Rochelle Hurt (author of The Rusted City: a Novella in Poems, 2014) began by noting that “the Midwest is confusing for a lot of people.” (True.) Her talk complimented Hansen’s as she expanded on the notion of the Midwest (like the prose poem) as a paradox. In particular, she discussed the dramatic shifts between rural and urban centers, and the rustbelt’s tug of war between hope and despair. Reading from her novella, she focused on sections where one of the characters starts to merge with the rust of the decaying city, the place bleeding into not only the form of the narrative but the very bodies of its characters.
The third speaker, Madelon Sprengnether (author of The Angel of Duluth, 2006), spoke of how varied her literary influences are (from Dickinson to Williams), saying “I want to be able to make use of anything that appeals to me.” This mirrored her later comment on hybrid forms, which can “act as a loose container for all these dispirit elements.” Amidst Sprengnether’s “elements” we find the play of light across prairie and lake, and the memory of a father’s death in the Mississippi river. She ended with a marvelous poem about a garbage collector being carried into heaven, surrounded by garbage, “into a wild bloom of disorder.”

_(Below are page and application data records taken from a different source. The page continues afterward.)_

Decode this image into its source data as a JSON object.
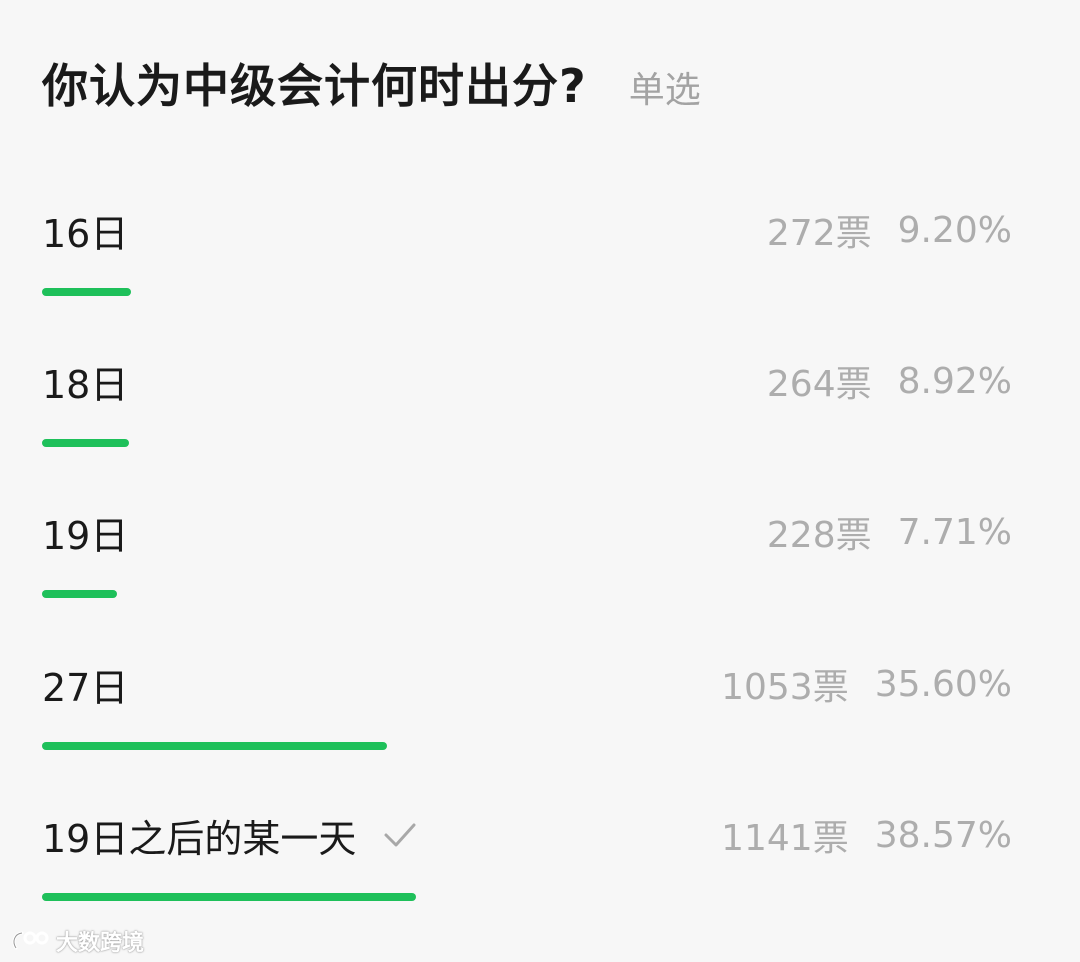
{
  "poll": {
    "question": "你认为中级会计何时出分?",
    "type_label": "单选",
    "accent_color": "#1ec05a",
    "options": [
      {
        "label": "16日",
        "votes": "272票",
        "percent": "9.20%",
        "fraction": 0.092,
        "selected": false
      },
      {
        "label": "18日",
        "votes": "264票",
        "percent": "8.92%",
        "fraction": 0.0892,
        "selected": false
      },
      {
        "label": "19日",
        "votes": "228票",
        "percent": "7.71%",
        "fraction": 0.0771,
        "selected": false
      },
      {
        "label": "27日",
        "votes": "1053票",
        "percent": "35.60%",
        "fraction": 0.356,
        "selected": false
      },
      {
        "label": "19日之后的某一天",
        "votes": "1141票",
        "percent": "38.57%",
        "fraction": 0.3857,
        "selected": true
      }
    ]
  },
  "watermark": {
    "text": "大数跨境",
    "icon": "brand-logo-icon"
  }
}
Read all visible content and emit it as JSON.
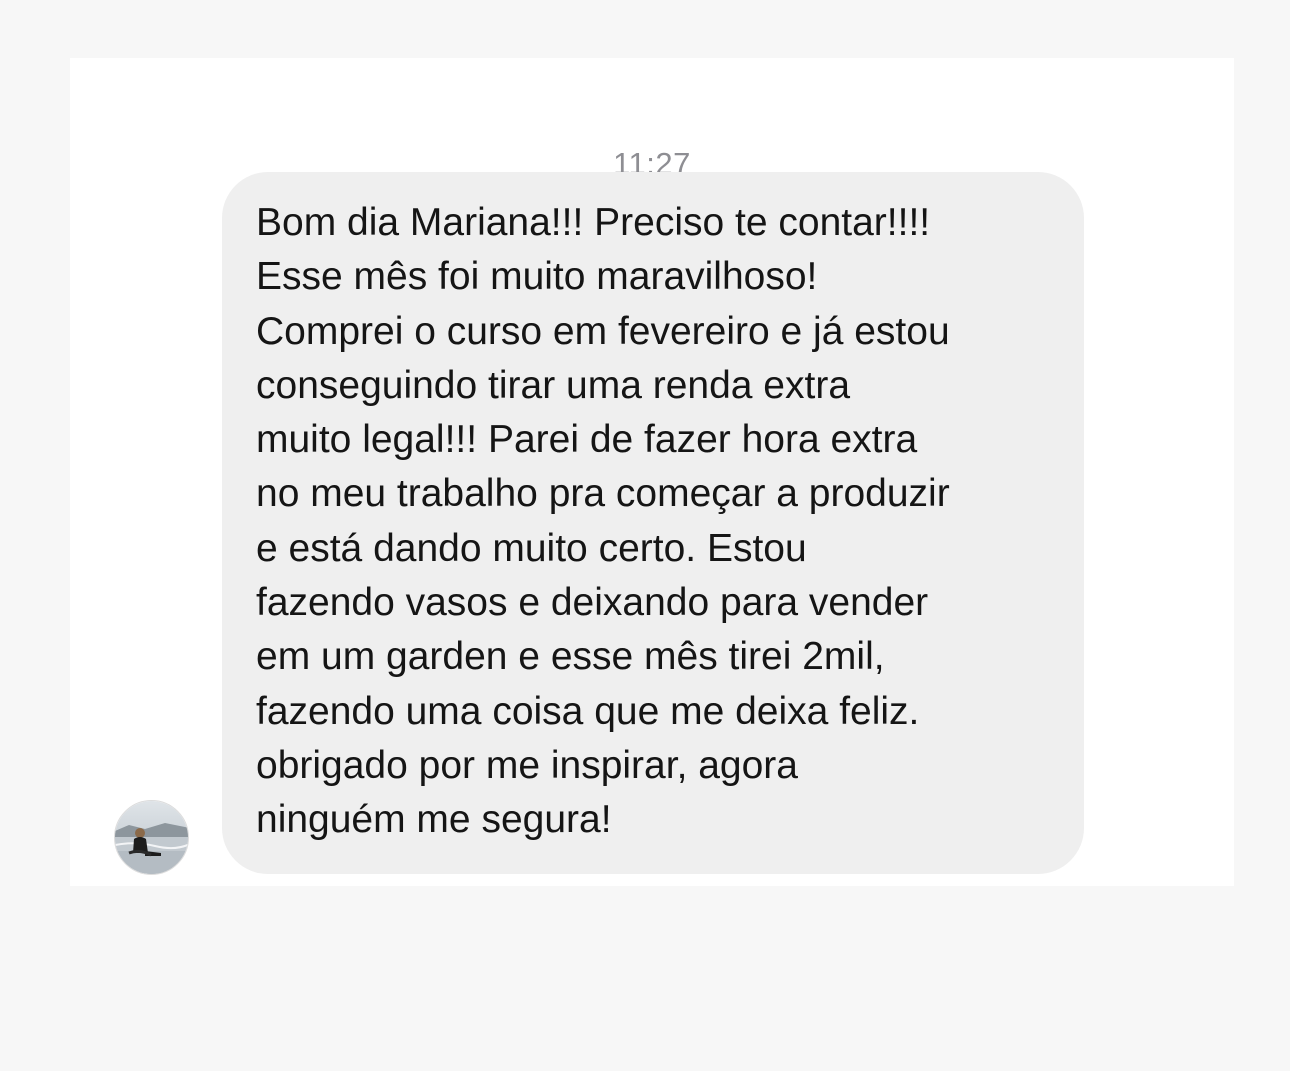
{
  "conversation": {
    "timestamp": "11:27",
    "message": {
      "lines": [
        "Bom dia Mariana!!! Preciso te contar!!!!",
        "Esse mês foi muito maravilhoso!",
        "Comprei o curso em fevereiro e já estou",
        "conseguindo tirar uma renda extra",
        "muito legal!!! Parei de fazer hora extra",
        "no meu trabalho pra começar a produzir",
        "e está dando muito certo. Estou",
        "fazendo vasos e deixando para vender",
        "em um garden e esse mês tirei 2mil,",
        "fazendo uma coisa que me deixa feliz.",
        "obrigado por me inspirar, agora",
        "ninguém me segura!"
      ]
    },
    "sender_avatar": "avatar-photo-beach"
  },
  "colors": {
    "page_background": "#f7f7f7",
    "card_background": "#ffffff",
    "bubble_background": "#efefef",
    "text": "#151515",
    "timestamp": "#8e8e93"
  }
}
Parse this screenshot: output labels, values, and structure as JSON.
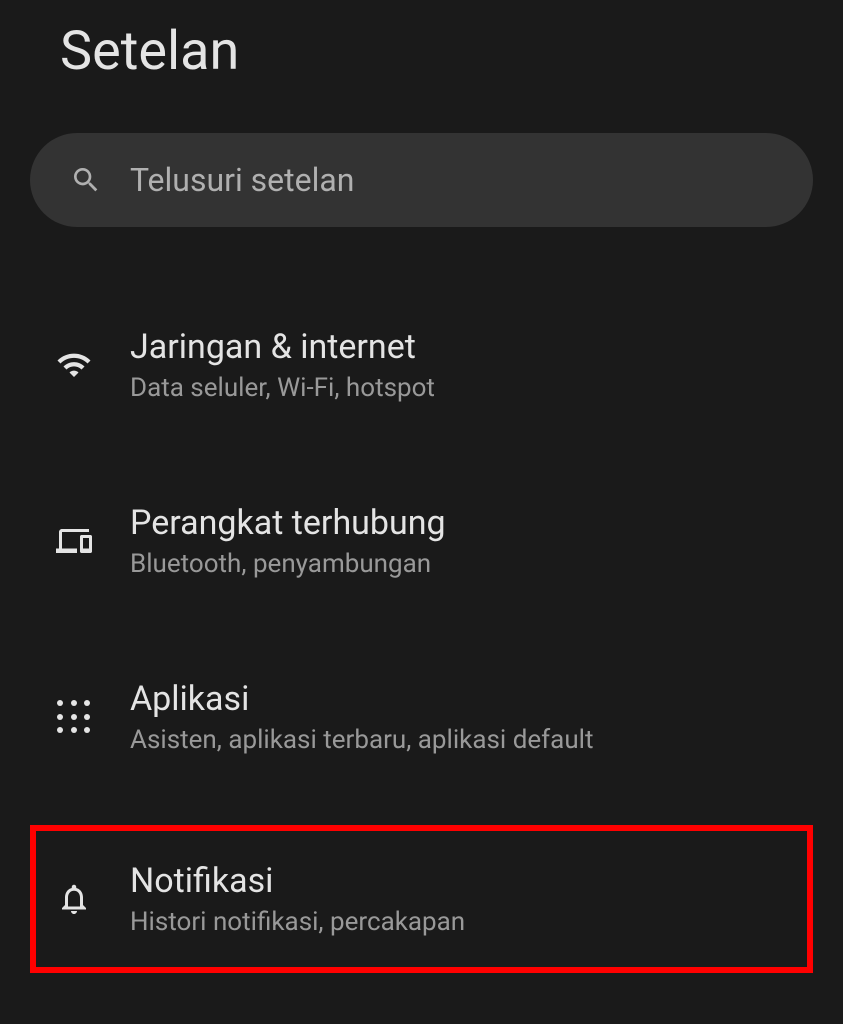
{
  "header": {
    "title": "Setelan"
  },
  "search": {
    "placeholder": "Telusuri setelan"
  },
  "items": [
    {
      "icon": "wifi-icon",
      "title": "Jaringan & internet",
      "subtitle": "Data seluler, Wi-Fi, hotspot",
      "highlighted": false
    },
    {
      "icon": "devices-icon",
      "title": "Perangkat terhubung",
      "subtitle": "Bluetooth, penyambungan",
      "highlighted": false
    },
    {
      "icon": "apps-icon",
      "title": "Aplikasi",
      "subtitle": "Asisten, aplikasi terbaru, aplikasi default",
      "highlighted": false
    },
    {
      "icon": "bell-icon",
      "title": "Notifikasi",
      "subtitle": "Histori notifikasi, percakapan",
      "highlighted": true
    }
  ]
}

Allison Townsend (author of The Blue Dress, 2003) gave the disclaimer that she was not from the Midwest, did not particularly want to be from the Midwest, and came here reluctantly twenty-five years ago. She added, though, that not only did she survive but she came to do her best work here, suspecting the place of pushing her towards the prose poem. Like the other panelists, Townsend emphasized tensions within form and place, likening the seeming reticence of the Midwest to the “hushed restraint of the prose poem, where everything swirls under the surface.” I also loved her notion that, “like barbed wire… prose poems fence me in and allow me to see through at the same time.” Townsend’s poems explore the ramifications of the early loss of her mother, and she noted that living in the Midwest enabled her to write of this in ways she might not otherwise, how the landscape left her “psychically vulnerable and overexposed.”
During the Q&A, Brown brought up the fact that all of the panelists (and many of the audience members) were women. I appreciated how the panelists handled this question with neither oversimplification nor deflection. Rather than making pronouncements for all women, they considered their own personal responses to it. Hurt noted an affinity with the prose poem’s invitation to make up our own rules as we go, to break and confront the rules. And Hansen added the appeal of the form as a borderland, nebulous, open for new definitions rather than received ones.
It can be difficult to talk about Midwestern writing as a thing without falling into the parallel pitfalls of nostalgia vs. flyover brushoff. These panelists succeeded in giving us a sense of some of the Midwest’s breadth (from rural to urban perspectives, from natives to transplants), while providing an angle on the region specific enough to hold onto during an hour and fifteen minute conversation. In addition to the form, a subtle editorial aesthetic held these authors together – not too closely, but rather like “a loose container,” perfect for carrying its “dispirit elements.”
Laura Donnelly’s first collection of poetry, Watershed, won the 2013 Cider Press Review Editors’ Prize, and her poems have appeared recently in Midwestern Gothic, PANK, and at Poets.org. She is on the creative writing faculty at SUNY Oswego.